And the roots of the violence go even deeper. The violence reaches out and twists religion to its ends, as well. Christians “argue” that the problem is not bad laws or bad mental health, but a lack of “godliness.” But they miss the deep irony that radicalized Muslims make the same argument. Jews, Christians, and Muslims all have within their Scriptures passages that aim radical violence at infidels. Jews, Christians, and Muslims have, in historical memory, taken action to root out infidels, all in the name of “godliness.” That is what radical “godliness” does, it drives us to root out (radix) anything that is not radically “godly.” Radicalization responds to radicalization. But mutual cascading radicalization will never solve the problem we face. Rampant murderous violence is only increased by religious radicalism. And this is, yet again, the demon that possesses us.
And the solution is not a mass renunciation of religion, even if that were possible, which it is not. Our possession by murderous violence goes deeper even than religion. Removing religion would leave violence still in control and essentially unchanged. Atheistic rationalists have met each other on the field of combat throughout modern history. The bloodshed has been just as effusive as was the bloodshed during the wars of religion.
But the problem is even more complicated.
The Scriptures of the three great monotheisms all contain passages that incite violence. But these same Scriptures also dream of a world from which murderous violence has been finally exorcized. Some of these dreams appear in old prophetic songs that long for a future free from all the forces that plague God’s Creation. Old songs out of Isaiah train Jews and Christians to hope for a world free from disease, disabling conditions, and death. If the incitements can be judged to provoke violence, then the dreams of peace must be judged to do the opposite.

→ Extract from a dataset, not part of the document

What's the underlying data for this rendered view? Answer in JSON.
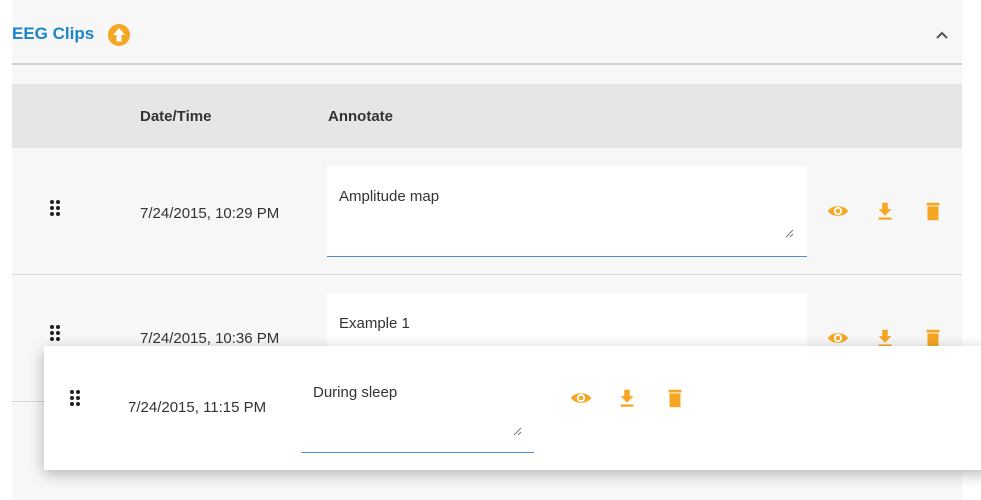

In fact, these old songs have given life to historic efforts to eliminate polio, smallpox, guinea worm, and other maladies that have hunted and haunted human life. They also give life to the dream of a world that needs no more swords and can, therefore, beat them into plowshares.
We do not live in such a world. My friends in the military are correct: for all the inevitable misuse of military power, we still need swords. We need them to defend ourselves against each other. My friends in law enforcement are also correct: for all the dangers that go with militarizing law enforcement, we do need SWAT teams that will use armored vehicles to smash through the walls of gay night clubs in an effort to set hostages free before more of them are shot by a murderer who was offended by men kissing each other.

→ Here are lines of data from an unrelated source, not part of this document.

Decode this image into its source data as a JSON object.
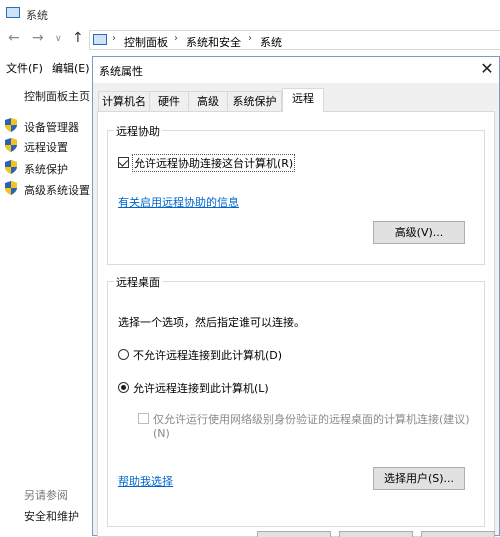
{
  "window": {
    "title": "系统",
    "breadcrumb": [
      "控制面板",
      "系统和安全",
      "系统"
    ]
  },
  "menu": {
    "file": "文件(F)",
    "edit": "编辑(E)"
  },
  "left_pane": {
    "home": "控制面板主页",
    "items": [
      "设备管理器",
      "远程设置",
      "系统保护",
      "高级系统设置"
    ],
    "see_also_title": "另请参阅",
    "see_also_items": [
      "安全和维护"
    ]
  },
  "dialog": {
    "title": "系统属性",
    "tabs": [
      "计算机名",
      "硬件",
      "高级",
      "系统保护",
      "远程"
    ],
    "active_tab": 4,
    "remote_assistance": {
      "title": "远程协助",
      "allow_label": "允许远程协助连接这台计算机(R)",
      "allow_checked": true,
      "info_link": "有关启用远程协助的信息",
      "advanced_button": "高级(V)..."
    },
    "remote_desktop": {
      "title": "远程桌面",
      "instruction": "选择一个选项，然后指定谁可以连接。",
      "option_deny": "不允许远程连接到此计算机(D)",
      "option_allow": "允许远程连接到此计算机(L)",
      "selected": "allow",
      "nla_label_line1": "仅允许运行使用网络级别身份验证的远程桌面的计算机连接(建议)",
      "nla_label_line2": "(N)",
      "nla_checked": false,
      "help_link": "帮助我选择",
      "select_users_button": "选择用户(S)..."
    }
  },
  "colors": {
    "link": "#0066cc",
    "dialog_bg": "#f0f0f0",
    "dialog_border": "#7a9cc7"
  }
}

All sides of every conflict are convinced of the need for swords to defend themselves against all of the other sides. It won’t do to team up with the side that fits us best and propose solutions that simply assume the victory of our chosen side. That just leaves us all in the grip of the demon that breeds murderous violence.
Legion, ripping through all restraints, brings us to moments of mourning again and again.
This is the latest, not the last.
In the passage from the gospel of Luke, the demon exits the scene, drowned with the pigs. The man is delivered.
We are left waiting for our own deliverance. It does not appear to be coming any time soon. So we wait. Gay people, straight people, trans people, all people wait. Muslims, Christians, and Jews have practice in waiting. We all will have to learn to wait together if we are ever to be set free from the Legion of murderous demons that has seized us all. But this scene from Luke gives us a glimpse of a time when we might sit together, clothed and in our right minds.
It will not be easy. It has not ever been easy, not even after the coming of the messiah.